How Tel Aviv fell for a giant duck
FOR THE LAST couple of weeks, a giant inflatable yellow duck has been perched on the rooftop of Tel Aviv city hall. It is the supersized, instantly recognisable image of the famous comic strip creation of the late, much-loved artist Dudu Geva — and has caught Tel Aviv’s imagination in a big way. Just how much became clear when a municipality labourer accidentally pulled the plug on the 10metre-long avian effigy. The enormous bird shrank immediately.
“Hundreds of concerned citizens called us,” recalls Aharon Geva, 20, one of the project’s initiators and Dudu’s son. “The clerks from City Hall phoned too. It took them quite a while to realise that it was just a human error which took a minute to fix.”
This, of course, could only be the unfortunate fate of the Barvaz (duck, in Hebrew), a comic protagonist that ever since its creation in the late 1970s has been a perpetual victim of municipal bureaucracy, capitalistic greed and the general misuse of power.
When Dudu offered a few years ago to stage the yellow image over the city’s main plaza as a part of “a plan for the Barvazitation of Tel Aviv” — an ironic scheme aimed at mocking the exploitation of the city’s public space by commercial bodies — he was instantly rejected by the town’s authorities. It was only three years ago, after the artist’s sudden death from a heart attack, aged 55, that the municipality approved a one-month staging of the balloon just above the mayor’s offices.
The modest “triumph of the underdog”, as Aharon puts it, brought thou- sands to the duck’s launch ceremony and to the after-party at one of the town’s hottest clubs. Indeed, the cartoon portrays not only Dudu’s personality — a naïve-yet-sarcastic loser who consciously struggles against all odds — the Barvaz also reflects the self-image of many in this town: half-ridiculous, half-charming; stymied by a reality that never ends well.
The re-inflation was a somewhat shaky victory. As the bird started to refill with air, its original cheery sitting position changed and it found itself bending over the roof, gazing, astounded, at a vulgar “Family Festival” organised by a bank down below in Rabin Square. Children and parents, too busy with a deafening disco, did not even look up into the horrified eyes of the free-spirited old duck.
Today, back in its normal sitting position, the Duck is again inspiring Tel Avivians.
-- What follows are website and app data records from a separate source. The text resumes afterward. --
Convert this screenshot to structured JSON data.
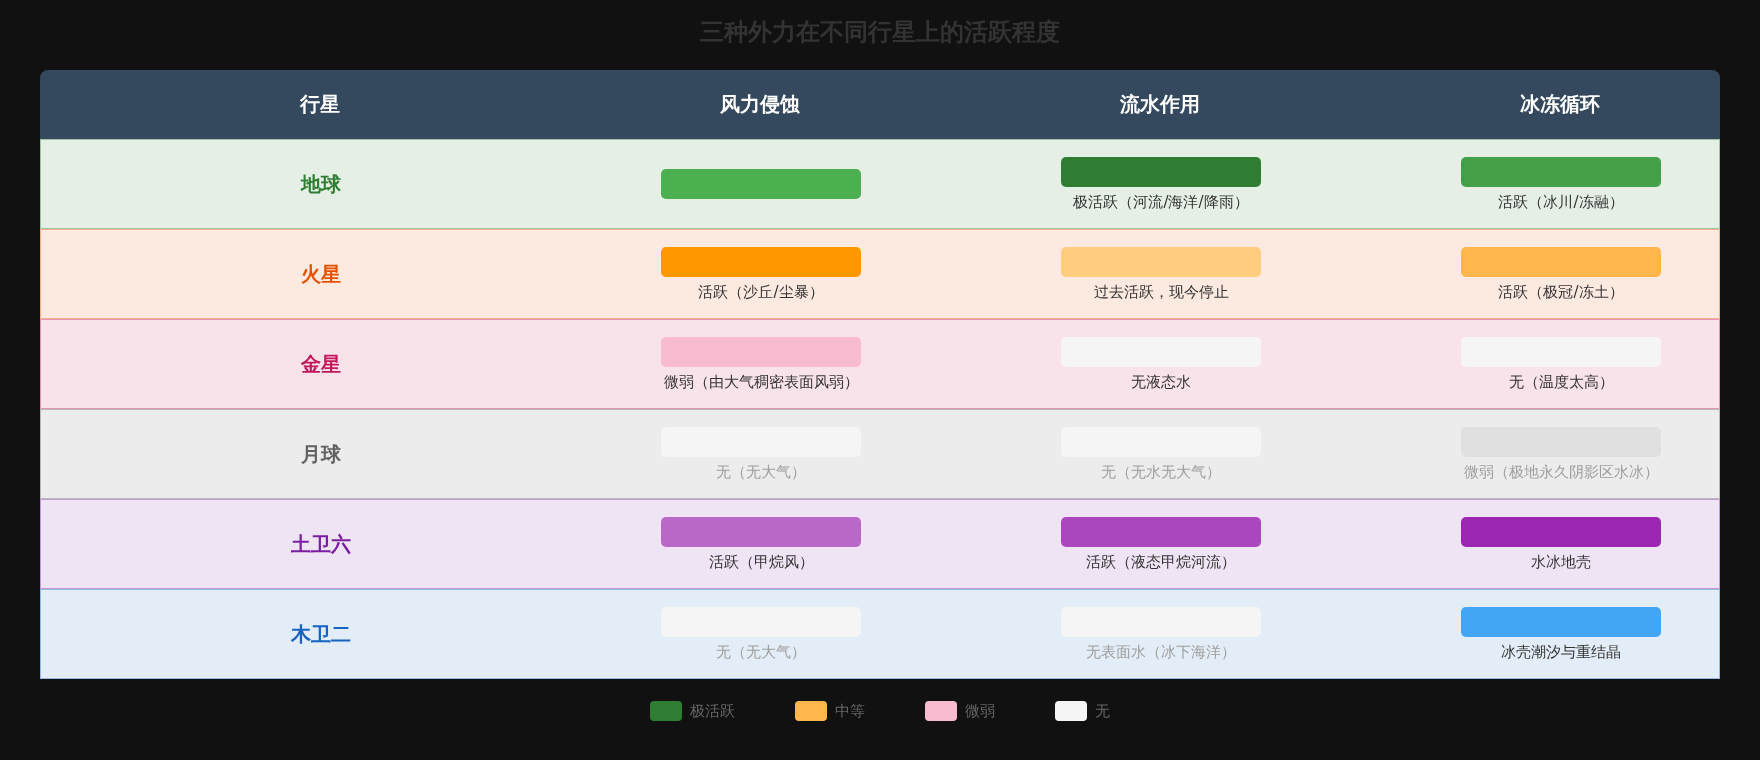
{
  "title": "三种外力在不同行星上的活跃程度",
  "columns": [
    "行星",
    "风力侵蚀",
    "流水作用",
    "冰冻循环"
  ],
  "rows": [
    {
      "planet": "地球",
      "color": "#2e7d32",
      "cells": [
        {
          "color": "#4caf50"
        },
        {
          "text": "极活跃（河流/海洋/降雨）",
          "dimmed": false,
          "color": "#2e7d32"
        },
        {
          "text": "活跃（冰川/冻融）",
          "dimmed": false,
          "color": "#43a047"
        }
      ]
    },
    {
      "planet": "火星",
      "color": "#e65100",
      "cells": [
        {
          "text": "活跃（沙丘/尘暴）",
          "dimmed": false,
          "color": "#ff9800"
        },
        {
          "text": "过去活跃，现今停止",
          "dimmed": false,
          "color": "#ffcc80"
        },
        {
          "text": "活跃（极冠/冻土）",
          "dimmed": false,
          "color": "#ffb74d"
        }
      ]
    },
    {
      "planet": "金星",
      "color": "#c2185b",
      "cells": [
        {
          "text": "微弱（由大气稠密表面风弱）",
          "dimmed": false,
          "color": "#f8bbd0"
        },
        {
          "text": "无液态水",
          "dimmed": false,
          "color": "#f5f5f5"
        },
        {
          "text": "无（温度太高）",
          "dimmed": false,
          "color": "#f5f5f5"
        }
      ]
    },
    {
      "planet": "月球",
      "color": "#616161",
      "cells": [
        {
          "text": "无（无大气）",
          "dimmed": true,
          "color": "#f5f5f5"
        },
        {
          "text": "无（无水无大气）",
          "dimmed": true,
          "color": "#f5f5f5"
        },
        {
          "text": "微弱（极地永久阴影区水冰）",
          "dimmed": true,
          "color": "#e0e0e0"
        }
      ]
    },
    {
      "planet": "土卫六",
      "color": "#7b1fa2",
      "cells": [
        {
          "text": "活跃（甲烷风）",
          "dimmed": false,
          "color": "#ba68c8"
        },
        {
          "text": "活跃（液态甲烷河流）",
          "dimmed": false,
          "color": "#ab47bc"
        },
        {
          "text": "水冰地壳",
          "dimmed": false,
          "color": "#9c27b0"
        }
      ]
    },
    {
      "planet": "木卫二",
      "color": "#1565c0",
      "cells": [
        {
          "text": "无（无大气）",
          "dimmed": true,
          "color": "#f5f5f5"
        },
        {
          "text": "无表面水（冰下海洋）",
          "dimmed": true,
          "color": "#f5f5f5"
        },
        {
          "text": "冰壳潮汐与重结晶",
          "dimmed": false,
          "color": "#42a5f5"
        }
      ]
    }
  ],
  "legend": [
    {
      "label": "极活跃",
      "color": "#2e7d32"
    },
    {
      "label": "中等",
      "color": "#ffb74d"
    },
    {
      "label": "微弱",
      "color": "#f8bbd0"
    },
    {
      "label": "无",
      "color": "#f5f5f5"
    }
  ]
}
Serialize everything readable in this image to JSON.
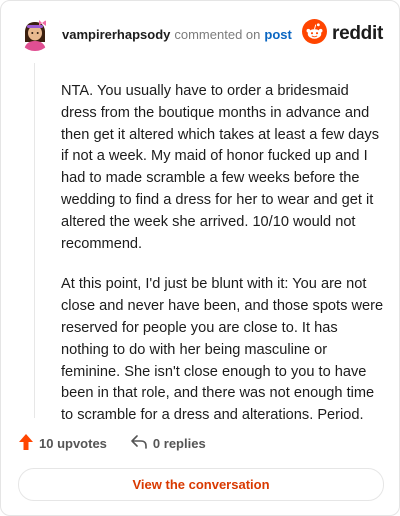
{
  "comment": {
    "username": "vampirerhapsody",
    "action_text": "commented on",
    "post_link": "post",
    "paragraphs": [
      "NTA. You usually have to order a bridesmaid dress from the boutique months in advance and then get it altered which takes at least a few days if not a week. My maid of honor fucked up and I had to made scramble a few weeks before the wedding to find a dress for her to wear and get it altered the week she arrived. 10/10 would not recommend.",
      "At this point, I'd just be blunt with it: You are not close and never have been, and those spots were reserved for people you are close to. It has nothing to do with her being masculine or feminine. She isn't close enough to you to have been in that role, and there was not enough time to scramble for a dress and alterations. Period."
    ]
  },
  "brand": {
    "name": "reddit",
    "accent": "#ff4500"
  },
  "footer": {
    "upvotes": "10 upvotes",
    "replies": "0 replies"
  },
  "cta": {
    "label": "View the conversation"
  },
  "icons": {
    "avatar": "avatar-icon",
    "logo": "reddit-logo-icon",
    "upvote": "upvote-arrow-icon",
    "reply": "reply-arrow-icon"
  }
}
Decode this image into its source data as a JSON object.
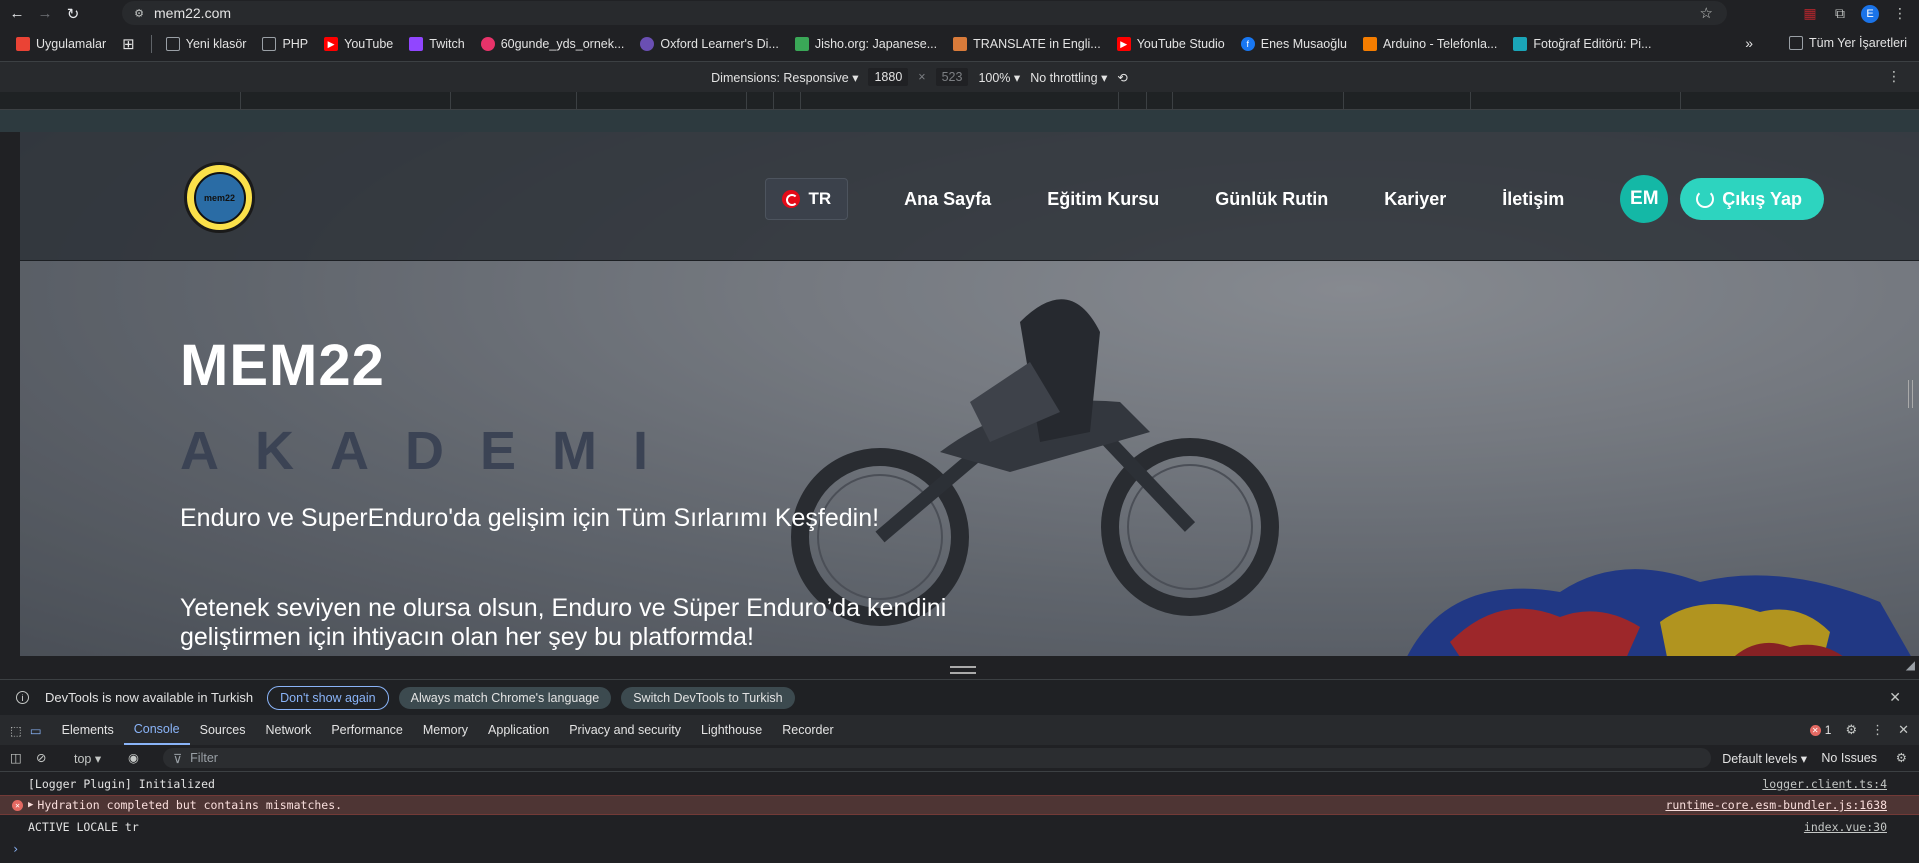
{
  "browser": {
    "url": "mem22.com",
    "profile_initial": "E"
  },
  "bookmarks": {
    "items": [
      {
        "label": "Uygulamalar",
        "icon": "apps-grid-icon",
        "color": "#ea4335"
      },
      {
        "label": "Yeni klasör",
        "icon": "folder-icon",
        "color": "#9aa0a6"
      },
      {
        "label": "PHP",
        "icon": "folder-icon",
        "color": "#9aa0a6"
      },
      {
        "label": "YouTube",
        "icon": "youtube-icon",
        "color": "#ff0000"
      },
      {
        "label": "Twitch",
        "icon": "twitch-icon",
        "color": "#9146ff"
      },
      {
        "label": "60gunde_yds_ornek...",
        "icon": "site-icon",
        "color": "#e8336a"
      },
      {
        "label": "Oxford Learner's Di...",
        "icon": "site-icon",
        "color": "#6a4fb3"
      },
      {
        "label": "Jisho.org: Japanese...",
        "icon": "site-icon",
        "color": "#3aa757"
      },
      {
        "label": "TRANSLATE in Engli...",
        "icon": "site-icon",
        "color": "#d97b3a"
      },
      {
        "label": "YouTube Studio",
        "icon": "youtube-icon",
        "color": "#ff0000"
      },
      {
        "label": "Enes Musaoğlu",
        "icon": "facebook-icon",
        "color": "#1877f2"
      },
      {
        "label": "Arduino - Telefonla...",
        "icon": "blogger-icon",
        "color": "#f57d00"
      },
      {
        "label": "Fotoğraf Editörü: Pi...",
        "icon": "site-icon",
        "color": "#1aa5b8"
      }
    ],
    "all_label": "Tüm Yer İşaretleri"
  },
  "device_toolbar": {
    "dimensions_label": "Dimensions: Responsive",
    "width": "1880",
    "times": "×",
    "height": "523",
    "zoom": "100%",
    "throttling": "No throttling"
  },
  "site": {
    "lang": "TR",
    "nav": [
      "Ana Sayfa",
      "Eğitim Kursu",
      "Günlük Rutin",
      "Kariyer",
      "İletişim"
    ],
    "avatar": "EM",
    "logout": "Çıkış Yap",
    "logo_text": "mem22",
    "hero_title": "MEM22",
    "hero_sub": "AKADEMI",
    "hero_p1": "Enduro ve SuperEnduro'da gelişim için Tüm Sırlarımı Keşfedin!",
    "hero_p2": "Yetenek seviyen ne olursa olsun, Enduro ve Süper Enduro’da kendini geliştirmen için ihtiyacın olan her şey bu platformda!"
  },
  "devtools": {
    "notice": "DevTools is now available in Turkish",
    "btn_dont_show": "Don't show again",
    "btn_match": "Always match Chrome's language",
    "btn_switch": "Switch DevTools to Turkish",
    "tabs": [
      "Elements",
      "Console",
      "Sources",
      "Network",
      "Performance",
      "Memory",
      "Application",
      "Privacy and security",
      "Lighthouse",
      "Recorder"
    ],
    "active_tab": "Console",
    "error_count": "1",
    "context": "top",
    "filter_placeholder": "Filter",
    "levels": "Default levels",
    "issues": "No Issues",
    "logs": [
      {
        "text": "[Logger Plugin] Initialized",
        "source": "logger.client.ts:4",
        "type": "log"
      },
      {
        "text": "Hydration completed but contains mismatches.",
        "source": "runtime-core.esm-bundler.js:1638",
        "type": "error"
      },
      {
        "text": "ACTIVE LOCALE tr",
        "source": "index.vue:30",
        "type": "log"
      }
    ]
  },
  "colors": {
    "accent": "#2dd4bf",
    "avatar": "#14b8a6",
    "devtools_accent": "#8ab4f8",
    "error_bg": "#4e3534"
  }
}
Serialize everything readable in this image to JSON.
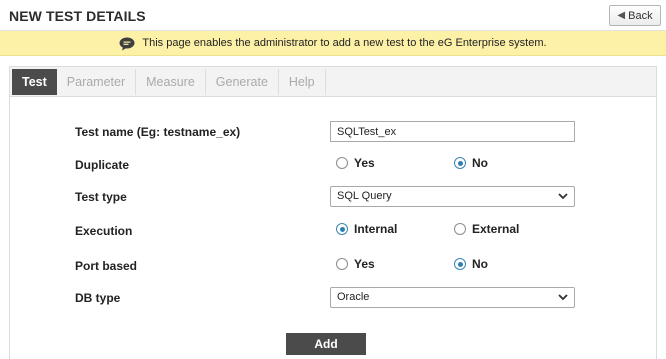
{
  "header": {
    "title": "NEW TEST DETAILS",
    "back_label": "Back"
  },
  "info_bar": {
    "icon": "chat-bubble-icon",
    "message": "This page enables the administrator to add a new test to the eG Enterprise system."
  },
  "tabs": [
    {
      "label": "Test",
      "active": true
    },
    {
      "label": "Parameter",
      "active": false
    },
    {
      "label": "Measure",
      "active": false
    },
    {
      "label": "Generate",
      "active": false
    },
    {
      "label": "Help",
      "active": false
    }
  ],
  "form": {
    "test_name": {
      "label": "Test name (Eg: testname_ex)",
      "value": "SQLTest_ex"
    },
    "duplicate": {
      "label": "Duplicate",
      "options": [
        "Yes",
        "No"
      ],
      "selected": "No"
    },
    "test_type": {
      "label": "Test type",
      "value": "SQL Query"
    },
    "execution": {
      "label": "Execution",
      "options": [
        "Internal",
        "External"
      ],
      "selected": "Internal"
    },
    "port_based": {
      "label": "Port based",
      "options": [
        "Yes",
        "No"
      ],
      "selected": "No"
    },
    "db_type": {
      "label": "DB type",
      "value": "Oracle"
    }
  },
  "actions": {
    "add_label": "Add"
  },
  "colors": {
    "info_bg": "#fdf1a8",
    "tab_active_bg": "#4b4b4b",
    "radio_accent": "#2d7fb3"
  }
}
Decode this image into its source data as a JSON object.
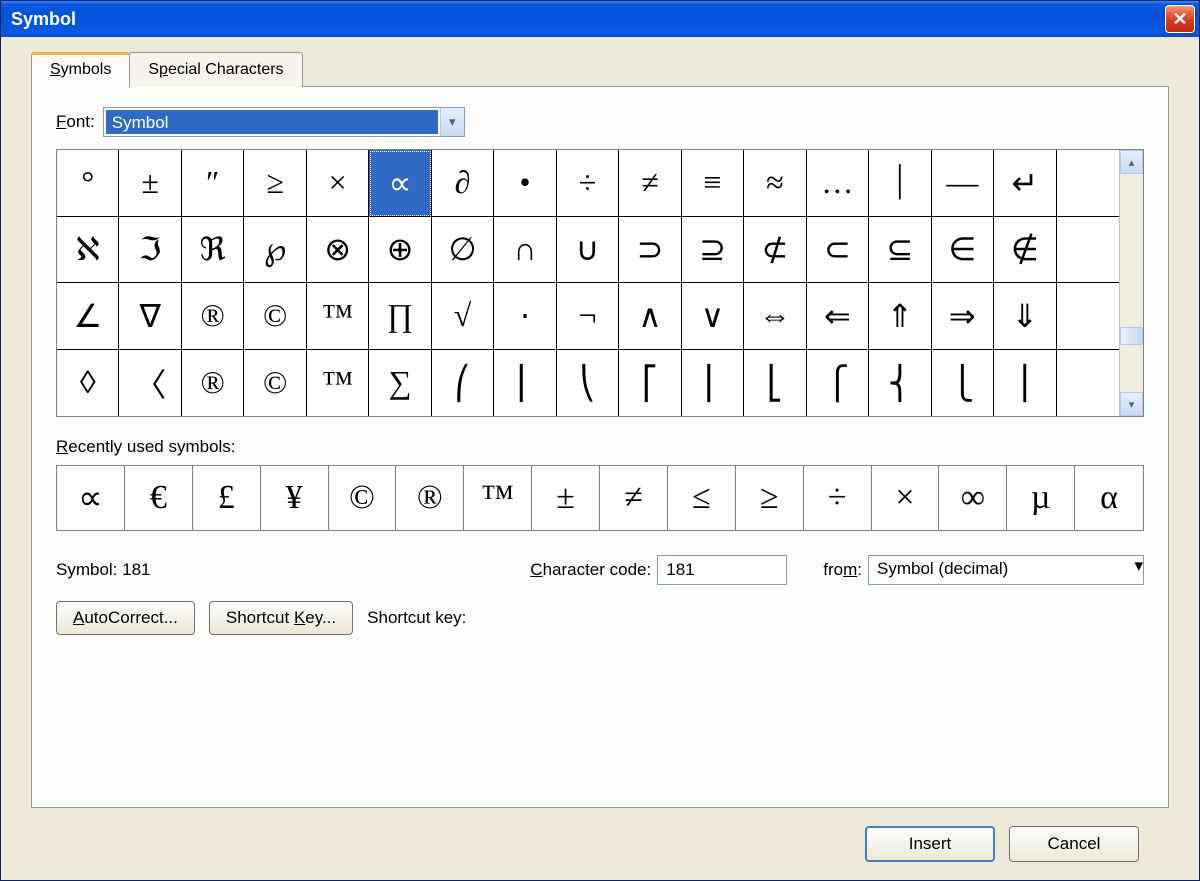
{
  "window": {
    "title": "Symbol"
  },
  "tabs": {
    "symbols": "Symbols",
    "special": "Special Characters"
  },
  "font": {
    "label": "Font:",
    "value": "Symbol"
  },
  "grid": {
    "selectedIndex": 5,
    "rows": [
      [
        "°",
        "±",
        "″",
        "≥",
        "×",
        "∝",
        "∂",
        "•",
        "÷",
        "≠",
        "≡",
        "≈",
        "…",
        "⏐",
        "—",
        "↵",
        ""
      ],
      [
        "ℵ",
        "ℑ",
        "ℜ",
        "℘",
        "⊗",
        "⊕",
        "∅",
        "∩",
        "∪",
        "⊃",
        "⊇",
        "⊄",
        "⊂",
        "⊆",
        "∈",
        "∉",
        ""
      ],
      [
        "∠",
        "∇",
        "®",
        "©",
        "™",
        "∏",
        "√",
        "⋅",
        "¬",
        "∧",
        "∨",
        "⇔",
        "⇐",
        "⇑",
        "⇒",
        "⇓",
        ""
      ],
      [
        "◊",
        "〈",
        "®",
        "©",
        "™",
        "∑",
        "⎛",
        "⎜",
        "⎝",
        "⎡",
        "⎢",
        "⎣",
        "⎧",
        "⎨",
        "⎩",
        "⎪",
        ""
      ]
    ]
  },
  "recent": {
    "label": "Recently used symbols:",
    "items": [
      "∝",
      "€",
      "£",
      "¥",
      "©",
      "®",
      "™",
      "±",
      "≠",
      "≤",
      "≥",
      "÷",
      "×",
      "∞",
      "µ",
      "α"
    ]
  },
  "info": {
    "symbolLabel": "Symbol: 181",
    "charCodeLabel": "Character code:",
    "charCodeValue": "181",
    "fromLabel": "from:",
    "fromValue": "Symbol (decimal)"
  },
  "buttons": {
    "autocorrect": "AutoCorrect...",
    "shortcutKey": "Shortcut Key...",
    "shortcutLabel": "Shortcut key:",
    "insert": "Insert",
    "cancel": "Cancel"
  }
}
Einat Geffen, a City Hall employee, is enjoying a sunny lunch break in the square. “The duck symbolises the openness of this city and its young spirit,” she muses. A few metres away, Eli, a seven-year-old boy, dares to contradict his mother’s determination that the duck is “silly”. “He’s actually pretty cool,” the boy insists.
Nearby, 30-something Noam, an “exhausted” peace activist, says he had just texted a colleague of his: “As long as giant ducks sit on the City Hall’s roof, we still have some hope”.
“Not necessarily,” texted the friend in reply. “The Barvaz may have climbed all the way up only in order to jump down.”